Dataset rows describing interfaces:
[Start of section]

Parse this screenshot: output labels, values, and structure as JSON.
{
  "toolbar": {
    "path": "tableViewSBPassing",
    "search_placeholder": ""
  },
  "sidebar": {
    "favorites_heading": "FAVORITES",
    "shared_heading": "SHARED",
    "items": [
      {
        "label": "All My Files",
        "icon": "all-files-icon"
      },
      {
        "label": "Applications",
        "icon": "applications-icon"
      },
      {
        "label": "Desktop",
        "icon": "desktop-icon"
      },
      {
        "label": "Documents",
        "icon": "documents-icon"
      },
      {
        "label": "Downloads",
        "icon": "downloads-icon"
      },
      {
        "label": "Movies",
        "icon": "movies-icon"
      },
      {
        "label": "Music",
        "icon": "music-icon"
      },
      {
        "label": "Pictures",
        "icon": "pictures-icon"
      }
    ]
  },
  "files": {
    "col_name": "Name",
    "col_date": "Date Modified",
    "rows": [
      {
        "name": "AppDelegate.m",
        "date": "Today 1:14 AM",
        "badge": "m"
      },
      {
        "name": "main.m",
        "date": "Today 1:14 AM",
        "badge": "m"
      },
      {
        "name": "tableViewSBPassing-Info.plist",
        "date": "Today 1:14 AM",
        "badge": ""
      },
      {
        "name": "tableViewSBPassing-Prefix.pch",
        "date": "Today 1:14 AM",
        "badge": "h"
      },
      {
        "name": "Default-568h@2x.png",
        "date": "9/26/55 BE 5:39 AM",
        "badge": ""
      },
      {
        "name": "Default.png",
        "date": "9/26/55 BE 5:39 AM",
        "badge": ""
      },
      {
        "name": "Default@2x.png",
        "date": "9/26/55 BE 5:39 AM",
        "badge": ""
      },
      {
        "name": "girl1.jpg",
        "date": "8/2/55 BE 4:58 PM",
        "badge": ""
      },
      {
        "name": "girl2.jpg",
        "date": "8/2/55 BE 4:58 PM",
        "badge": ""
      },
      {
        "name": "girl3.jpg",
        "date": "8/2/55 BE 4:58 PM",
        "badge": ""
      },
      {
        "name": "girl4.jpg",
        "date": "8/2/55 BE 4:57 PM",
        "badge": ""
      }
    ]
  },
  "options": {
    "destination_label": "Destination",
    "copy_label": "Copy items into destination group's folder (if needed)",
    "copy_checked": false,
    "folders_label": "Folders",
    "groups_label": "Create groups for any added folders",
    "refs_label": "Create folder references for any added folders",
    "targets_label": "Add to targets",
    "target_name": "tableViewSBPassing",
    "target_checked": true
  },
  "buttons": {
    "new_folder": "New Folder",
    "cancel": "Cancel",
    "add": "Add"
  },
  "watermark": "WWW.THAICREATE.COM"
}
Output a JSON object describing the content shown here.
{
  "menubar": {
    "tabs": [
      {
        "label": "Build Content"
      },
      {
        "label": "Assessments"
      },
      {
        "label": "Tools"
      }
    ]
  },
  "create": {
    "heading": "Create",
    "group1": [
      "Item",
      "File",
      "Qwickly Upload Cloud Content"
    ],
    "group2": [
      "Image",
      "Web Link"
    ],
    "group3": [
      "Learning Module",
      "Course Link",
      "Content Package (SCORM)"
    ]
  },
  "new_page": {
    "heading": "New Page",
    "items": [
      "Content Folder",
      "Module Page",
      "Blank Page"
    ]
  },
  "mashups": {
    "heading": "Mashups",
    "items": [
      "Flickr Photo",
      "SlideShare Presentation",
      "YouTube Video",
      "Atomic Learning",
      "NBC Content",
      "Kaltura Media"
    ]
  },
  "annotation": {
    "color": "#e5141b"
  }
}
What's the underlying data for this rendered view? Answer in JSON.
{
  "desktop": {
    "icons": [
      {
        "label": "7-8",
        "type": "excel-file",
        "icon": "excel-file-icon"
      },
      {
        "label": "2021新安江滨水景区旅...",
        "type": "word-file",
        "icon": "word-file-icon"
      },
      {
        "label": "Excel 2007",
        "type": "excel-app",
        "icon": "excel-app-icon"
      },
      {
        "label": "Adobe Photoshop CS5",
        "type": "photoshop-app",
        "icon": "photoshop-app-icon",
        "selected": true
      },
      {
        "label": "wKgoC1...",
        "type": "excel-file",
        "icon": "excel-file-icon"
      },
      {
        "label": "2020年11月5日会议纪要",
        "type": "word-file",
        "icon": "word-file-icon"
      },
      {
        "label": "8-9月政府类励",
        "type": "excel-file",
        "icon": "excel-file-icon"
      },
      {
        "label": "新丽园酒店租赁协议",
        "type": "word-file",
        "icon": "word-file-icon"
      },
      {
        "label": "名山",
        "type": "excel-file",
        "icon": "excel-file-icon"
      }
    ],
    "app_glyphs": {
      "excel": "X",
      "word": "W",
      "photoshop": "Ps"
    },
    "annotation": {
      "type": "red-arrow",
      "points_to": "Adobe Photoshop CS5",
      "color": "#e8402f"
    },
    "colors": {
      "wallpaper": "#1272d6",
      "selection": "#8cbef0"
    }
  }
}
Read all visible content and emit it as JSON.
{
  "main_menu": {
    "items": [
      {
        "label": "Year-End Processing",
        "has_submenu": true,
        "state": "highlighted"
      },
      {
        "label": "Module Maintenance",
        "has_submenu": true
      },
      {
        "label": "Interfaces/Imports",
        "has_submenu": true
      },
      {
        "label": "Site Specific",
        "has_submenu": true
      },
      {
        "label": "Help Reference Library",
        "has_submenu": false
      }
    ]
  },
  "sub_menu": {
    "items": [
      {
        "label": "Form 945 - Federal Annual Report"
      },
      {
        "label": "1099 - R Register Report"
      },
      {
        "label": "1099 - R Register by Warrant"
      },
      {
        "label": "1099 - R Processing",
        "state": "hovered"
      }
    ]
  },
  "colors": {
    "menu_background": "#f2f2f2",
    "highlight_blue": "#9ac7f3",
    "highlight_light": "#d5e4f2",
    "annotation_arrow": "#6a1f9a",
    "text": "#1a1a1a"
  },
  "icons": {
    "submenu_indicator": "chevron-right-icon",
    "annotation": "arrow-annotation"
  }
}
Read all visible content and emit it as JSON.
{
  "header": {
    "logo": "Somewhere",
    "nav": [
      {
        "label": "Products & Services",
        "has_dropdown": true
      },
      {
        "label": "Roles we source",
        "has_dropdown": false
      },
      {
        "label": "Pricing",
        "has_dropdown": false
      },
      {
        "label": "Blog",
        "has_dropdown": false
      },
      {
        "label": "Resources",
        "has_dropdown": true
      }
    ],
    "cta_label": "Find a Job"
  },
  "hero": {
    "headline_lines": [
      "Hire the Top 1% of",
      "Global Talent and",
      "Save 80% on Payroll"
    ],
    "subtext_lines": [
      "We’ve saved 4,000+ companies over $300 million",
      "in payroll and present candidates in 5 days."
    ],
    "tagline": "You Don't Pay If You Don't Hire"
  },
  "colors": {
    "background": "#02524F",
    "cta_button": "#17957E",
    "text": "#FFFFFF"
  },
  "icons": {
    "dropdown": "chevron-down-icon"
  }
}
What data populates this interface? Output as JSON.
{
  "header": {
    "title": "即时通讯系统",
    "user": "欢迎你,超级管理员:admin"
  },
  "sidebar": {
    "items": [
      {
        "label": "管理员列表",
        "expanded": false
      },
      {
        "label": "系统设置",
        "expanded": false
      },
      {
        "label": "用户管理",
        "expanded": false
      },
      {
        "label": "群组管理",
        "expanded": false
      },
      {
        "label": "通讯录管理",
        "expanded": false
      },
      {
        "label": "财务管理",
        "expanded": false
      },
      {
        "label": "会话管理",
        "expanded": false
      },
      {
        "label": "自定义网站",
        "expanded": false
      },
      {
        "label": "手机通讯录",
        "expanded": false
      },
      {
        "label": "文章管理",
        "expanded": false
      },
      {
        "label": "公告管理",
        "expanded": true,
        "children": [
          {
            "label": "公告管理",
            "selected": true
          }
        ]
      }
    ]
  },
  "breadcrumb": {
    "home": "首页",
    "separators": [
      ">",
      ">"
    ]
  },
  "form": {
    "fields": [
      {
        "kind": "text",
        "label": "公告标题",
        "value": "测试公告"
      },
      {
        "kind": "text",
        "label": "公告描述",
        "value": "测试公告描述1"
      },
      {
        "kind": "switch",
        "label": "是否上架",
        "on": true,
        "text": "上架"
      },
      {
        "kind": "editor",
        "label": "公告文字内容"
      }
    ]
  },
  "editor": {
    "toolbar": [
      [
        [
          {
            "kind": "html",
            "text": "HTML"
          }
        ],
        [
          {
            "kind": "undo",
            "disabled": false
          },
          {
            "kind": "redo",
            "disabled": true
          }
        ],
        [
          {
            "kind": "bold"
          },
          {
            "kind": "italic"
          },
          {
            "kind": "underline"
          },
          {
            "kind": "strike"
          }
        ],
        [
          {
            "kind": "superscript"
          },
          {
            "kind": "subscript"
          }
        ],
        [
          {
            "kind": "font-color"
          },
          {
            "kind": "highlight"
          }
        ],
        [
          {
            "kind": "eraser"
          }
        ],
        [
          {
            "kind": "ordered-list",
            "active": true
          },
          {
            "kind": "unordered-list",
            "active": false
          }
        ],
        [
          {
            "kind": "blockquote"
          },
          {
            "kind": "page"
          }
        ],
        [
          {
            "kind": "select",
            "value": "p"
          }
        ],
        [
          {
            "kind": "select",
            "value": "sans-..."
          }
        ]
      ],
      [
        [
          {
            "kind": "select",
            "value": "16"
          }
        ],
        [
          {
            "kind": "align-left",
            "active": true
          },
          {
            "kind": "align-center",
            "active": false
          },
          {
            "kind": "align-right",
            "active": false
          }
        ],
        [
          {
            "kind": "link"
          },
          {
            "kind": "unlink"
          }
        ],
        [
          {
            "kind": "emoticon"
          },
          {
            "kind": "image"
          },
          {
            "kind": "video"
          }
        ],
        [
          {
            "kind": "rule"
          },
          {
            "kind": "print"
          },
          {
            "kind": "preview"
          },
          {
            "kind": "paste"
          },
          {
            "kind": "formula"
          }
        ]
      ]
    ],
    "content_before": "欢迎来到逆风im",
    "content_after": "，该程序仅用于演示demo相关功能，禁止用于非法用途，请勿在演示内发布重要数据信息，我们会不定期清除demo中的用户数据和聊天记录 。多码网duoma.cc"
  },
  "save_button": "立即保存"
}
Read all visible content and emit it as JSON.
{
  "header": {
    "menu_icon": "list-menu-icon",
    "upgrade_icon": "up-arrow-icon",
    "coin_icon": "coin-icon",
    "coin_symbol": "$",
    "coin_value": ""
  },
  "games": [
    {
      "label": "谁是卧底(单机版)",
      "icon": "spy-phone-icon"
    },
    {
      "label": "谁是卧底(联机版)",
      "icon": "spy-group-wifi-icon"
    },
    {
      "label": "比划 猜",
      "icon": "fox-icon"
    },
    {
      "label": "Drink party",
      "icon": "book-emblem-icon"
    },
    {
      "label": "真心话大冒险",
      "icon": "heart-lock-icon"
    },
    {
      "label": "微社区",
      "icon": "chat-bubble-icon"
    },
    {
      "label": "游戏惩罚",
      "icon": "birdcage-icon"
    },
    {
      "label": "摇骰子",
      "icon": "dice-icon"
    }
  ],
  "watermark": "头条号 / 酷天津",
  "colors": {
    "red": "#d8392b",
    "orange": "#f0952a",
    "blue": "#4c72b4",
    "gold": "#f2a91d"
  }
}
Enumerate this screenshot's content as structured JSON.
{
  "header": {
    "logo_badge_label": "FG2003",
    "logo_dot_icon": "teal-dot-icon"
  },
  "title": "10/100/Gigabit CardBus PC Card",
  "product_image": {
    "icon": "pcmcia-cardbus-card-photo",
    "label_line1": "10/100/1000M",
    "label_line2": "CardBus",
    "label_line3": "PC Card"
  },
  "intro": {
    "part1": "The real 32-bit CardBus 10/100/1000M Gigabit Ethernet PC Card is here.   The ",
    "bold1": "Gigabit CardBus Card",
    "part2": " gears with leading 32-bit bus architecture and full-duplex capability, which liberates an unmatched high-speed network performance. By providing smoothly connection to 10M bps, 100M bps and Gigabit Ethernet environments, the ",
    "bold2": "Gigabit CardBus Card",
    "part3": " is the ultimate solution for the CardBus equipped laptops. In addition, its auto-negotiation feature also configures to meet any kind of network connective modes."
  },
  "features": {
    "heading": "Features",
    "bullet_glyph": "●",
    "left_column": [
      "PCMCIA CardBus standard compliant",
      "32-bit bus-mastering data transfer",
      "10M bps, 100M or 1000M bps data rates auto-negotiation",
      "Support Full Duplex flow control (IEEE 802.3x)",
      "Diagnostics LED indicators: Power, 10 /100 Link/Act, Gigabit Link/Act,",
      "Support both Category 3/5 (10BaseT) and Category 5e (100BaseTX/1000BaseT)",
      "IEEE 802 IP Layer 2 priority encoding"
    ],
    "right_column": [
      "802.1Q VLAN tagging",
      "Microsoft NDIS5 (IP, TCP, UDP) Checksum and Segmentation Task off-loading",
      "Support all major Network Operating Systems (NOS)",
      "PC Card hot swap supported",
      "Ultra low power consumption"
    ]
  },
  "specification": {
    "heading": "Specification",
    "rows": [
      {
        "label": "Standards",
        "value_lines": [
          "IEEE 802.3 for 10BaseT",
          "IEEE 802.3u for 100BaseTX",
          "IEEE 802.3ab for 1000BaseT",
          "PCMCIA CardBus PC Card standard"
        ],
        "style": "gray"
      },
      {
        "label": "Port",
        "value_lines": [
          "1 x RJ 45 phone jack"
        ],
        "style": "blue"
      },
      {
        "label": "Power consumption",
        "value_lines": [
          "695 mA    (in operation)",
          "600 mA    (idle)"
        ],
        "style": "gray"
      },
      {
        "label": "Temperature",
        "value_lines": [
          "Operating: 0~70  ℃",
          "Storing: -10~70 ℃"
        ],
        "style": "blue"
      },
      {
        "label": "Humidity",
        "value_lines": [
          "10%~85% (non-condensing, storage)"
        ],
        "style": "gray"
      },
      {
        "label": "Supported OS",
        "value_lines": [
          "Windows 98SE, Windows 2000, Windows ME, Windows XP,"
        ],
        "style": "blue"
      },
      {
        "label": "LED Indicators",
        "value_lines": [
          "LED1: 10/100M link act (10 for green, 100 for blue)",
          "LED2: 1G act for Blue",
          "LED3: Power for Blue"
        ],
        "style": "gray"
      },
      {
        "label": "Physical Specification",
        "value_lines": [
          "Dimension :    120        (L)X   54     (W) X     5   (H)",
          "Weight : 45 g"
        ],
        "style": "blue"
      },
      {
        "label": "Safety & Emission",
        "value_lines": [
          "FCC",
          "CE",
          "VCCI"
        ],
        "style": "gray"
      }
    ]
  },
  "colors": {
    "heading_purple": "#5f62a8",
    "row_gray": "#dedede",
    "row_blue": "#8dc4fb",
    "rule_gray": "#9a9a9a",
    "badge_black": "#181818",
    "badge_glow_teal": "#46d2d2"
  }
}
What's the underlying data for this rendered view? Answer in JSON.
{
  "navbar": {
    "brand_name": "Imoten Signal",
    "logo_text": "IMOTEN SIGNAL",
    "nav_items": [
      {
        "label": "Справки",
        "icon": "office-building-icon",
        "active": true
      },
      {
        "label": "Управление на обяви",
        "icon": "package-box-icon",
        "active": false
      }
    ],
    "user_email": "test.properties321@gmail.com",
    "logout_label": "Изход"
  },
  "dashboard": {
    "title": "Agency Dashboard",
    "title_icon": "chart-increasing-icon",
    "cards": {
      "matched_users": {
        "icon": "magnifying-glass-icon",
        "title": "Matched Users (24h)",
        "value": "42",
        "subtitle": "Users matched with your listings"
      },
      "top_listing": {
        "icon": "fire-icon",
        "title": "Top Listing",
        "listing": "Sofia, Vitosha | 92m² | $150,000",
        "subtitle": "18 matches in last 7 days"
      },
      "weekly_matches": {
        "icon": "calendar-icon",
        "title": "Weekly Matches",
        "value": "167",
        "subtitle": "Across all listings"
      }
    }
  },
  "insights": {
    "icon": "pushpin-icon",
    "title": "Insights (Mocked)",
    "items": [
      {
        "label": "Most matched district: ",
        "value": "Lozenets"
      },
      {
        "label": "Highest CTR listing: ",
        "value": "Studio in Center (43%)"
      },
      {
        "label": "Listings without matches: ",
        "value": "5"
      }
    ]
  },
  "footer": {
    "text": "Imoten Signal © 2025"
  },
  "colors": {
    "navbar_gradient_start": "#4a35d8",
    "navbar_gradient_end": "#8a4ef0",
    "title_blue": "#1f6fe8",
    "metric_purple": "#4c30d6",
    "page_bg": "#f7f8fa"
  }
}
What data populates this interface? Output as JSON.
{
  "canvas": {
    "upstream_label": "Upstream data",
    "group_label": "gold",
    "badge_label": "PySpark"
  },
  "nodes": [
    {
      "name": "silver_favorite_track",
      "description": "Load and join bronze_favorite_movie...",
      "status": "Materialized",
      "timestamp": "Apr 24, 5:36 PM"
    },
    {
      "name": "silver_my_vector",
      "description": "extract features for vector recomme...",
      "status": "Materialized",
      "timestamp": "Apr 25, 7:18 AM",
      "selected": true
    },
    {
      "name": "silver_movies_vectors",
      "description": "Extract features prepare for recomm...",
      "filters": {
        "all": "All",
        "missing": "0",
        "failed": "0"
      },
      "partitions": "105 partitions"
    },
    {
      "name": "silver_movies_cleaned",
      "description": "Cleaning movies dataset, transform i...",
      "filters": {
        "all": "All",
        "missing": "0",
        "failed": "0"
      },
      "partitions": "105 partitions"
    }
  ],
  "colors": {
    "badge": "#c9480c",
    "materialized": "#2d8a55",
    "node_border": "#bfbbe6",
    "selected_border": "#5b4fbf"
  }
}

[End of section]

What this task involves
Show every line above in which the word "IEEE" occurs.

Result of the exercise
      "Support Full Duplex flow control (IEEE 802.3x)",
      "IEEE 802 IP Layer 2 priority encoding"
          "IEEE 802.3 for 10BaseT",
          "IEEE 802.3u for 100BaseTX",
          "IEEE 802.3ab for 1000BaseT",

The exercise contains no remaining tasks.